Just on that last joke. While we should be grateful that he actually moves beyond snide punctuation to deliver his humorist punchlines, saying 'Charming' after someone's opinion is not very funny. Not really. Not for a humorist. Imagine saying 'Excuse me' to James Thurber and being asked 'Why what have you done?' Even if he had said it, he wouldn't write it up. Not as a humorous anecdote. Not to millions of people.
Who cares? Letts admits to being a hack. And he has an excuse. He writes four columns a day, political sketches and theatre reviews. He writes so much because he wants the money, has a family, needs to keep the wolf from the door. All fine, if he wasn't moaning through his sloppy, regurgitated style, the decline in standards.
Quentin, see, believes in elites. "If people have no sense of what is best, how can they improve themselves?" he writes, in the introduction to one of his quickly expectorated works of non-fiction. His latest book is actually called Bog Standard Britain. How Mediocrity ruined this great nation.
He says 'I'm shouting out for elitism and public duty' and 'Traditional ideas of honour have been dumped'.
If he wrote brilliantly on any subject, he'd have my vote. I read the Spectator for many years, even though I frequently found its politics nauseating, simply because many of the contributors really could write. The doctor (Theodore Dalrymple?)who used a column to slag off his poor, feckless patients? Despicable, but nicely done. (I stopped reading The Spectator when Boris Johnson took over as editor and it became overtly braying.)

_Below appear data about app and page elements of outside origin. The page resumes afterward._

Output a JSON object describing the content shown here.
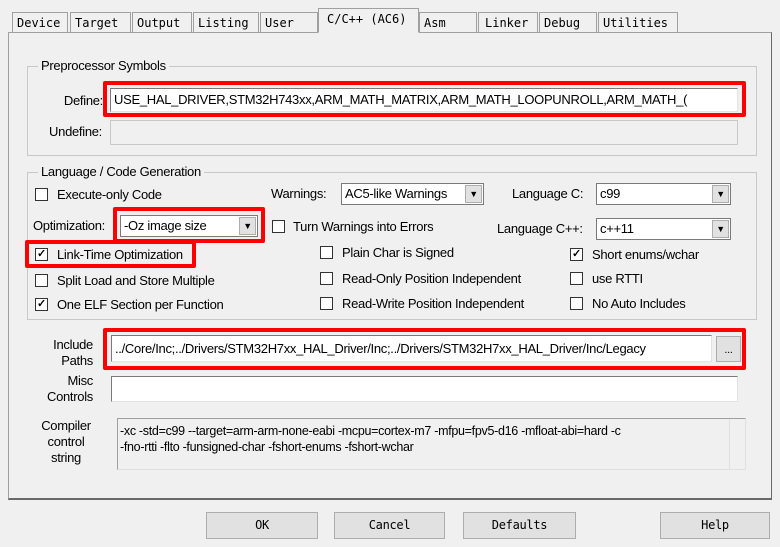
{
  "tabs": [
    "Device",
    "Target",
    "Output",
    "Listing",
    "User",
    "C/C++ (AC6)",
    "Asm",
    "Linker",
    "Debug",
    "Utilities"
  ],
  "active_tab": "C/C++ (AC6)",
  "preprocessor": {
    "title": "Preprocessor Symbols",
    "define_label": "Define:",
    "define_value": "USE_HAL_DRIVER,STM32H743xx,ARM_MATH_MATRIX,ARM_MATH_LOOPUNROLL,ARM_MATH_(",
    "undefine_label": "Undefine:",
    "undefine_value": ""
  },
  "language": {
    "title": "Language / Code Generation",
    "execute_only": {
      "label": "Execute-only Code",
      "checked": false
    },
    "optimization_label": "Optimization:",
    "optimization_value": "-Oz image size",
    "lto": {
      "label": "Link-Time Optimization",
      "checked": true
    },
    "split_load": {
      "label": "Split Load and Store Multiple",
      "checked": false
    },
    "one_elf": {
      "label": "One ELF Section per Function",
      "checked": true
    },
    "warnings_label": "Warnings:",
    "warnings_value": "AC5-like Warnings",
    "turn_warnings": {
      "label": "Turn Warnings into Errors",
      "checked": false
    },
    "plain_char": {
      "label": "Plain Char is Signed",
      "checked": false
    },
    "ropi": {
      "label": "Read-Only Position Independent",
      "checked": false
    },
    "rwpi": {
      "label": "Read-Write Position Independent",
      "checked": false
    },
    "lang_c_label": "Language C:",
    "lang_c_value": "c99",
    "lang_cpp_label": "Language C++:",
    "lang_cpp_value": "c++11",
    "short_enums": {
      "label": "Short enums/wchar",
      "checked": true
    },
    "rtti": {
      "label": "use RTTI",
      "checked": false
    },
    "no_auto": {
      "label": "No Auto Includes",
      "checked": false
    }
  },
  "include": {
    "label1": "Include",
    "label2": "Paths",
    "value": "../Core/Inc;../Drivers/STM32H7xx_HAL_Driver/Inc;../Drivers/STM32H7xx_HAL_Driver/Inc/Legacy",
    "browse": "..."
  },
  "misc": {
    "label1": "Misc",
    "label2": "Controls",
    "value": ""
  },
  "compiler": {
    "label1": "Compiler",
    "label2": "control",
    "label3": "string",
    "line1": "-xc -std=c99 --target=arm-arm-none-eabi -mcpu=cortex-m7 -mfpu=fpv5-d16 -mfloat-abi=hard -c",
    "line2": "-fno-rtti -flto -funsigned-char -fshort-enums -fshort-wchar"
  },
  "buttons": {
    "ok": "OK",
    "cancel": "Cancel",
    "defaults": "Defaults",
    "help": "Help"
  },
  "highlight_color": "#ff0000"
}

Quentin Letts, unlike Theodore Dalrymple, let alone James Thurber, often restricts his satire to mocking someone's appearance to save time researching matters. Like the left-leaning, ordinary-shaped woman that he mocked for wearing a silly hat, not realizing she was suffering from cancer and her hair had fallen out. (She died a few days later.) Surely he would agree that these are not great British standards to uphold.
Lazy, pointless, sloppy, ingratiating, nasty. It seems Letts is everything he himself hates.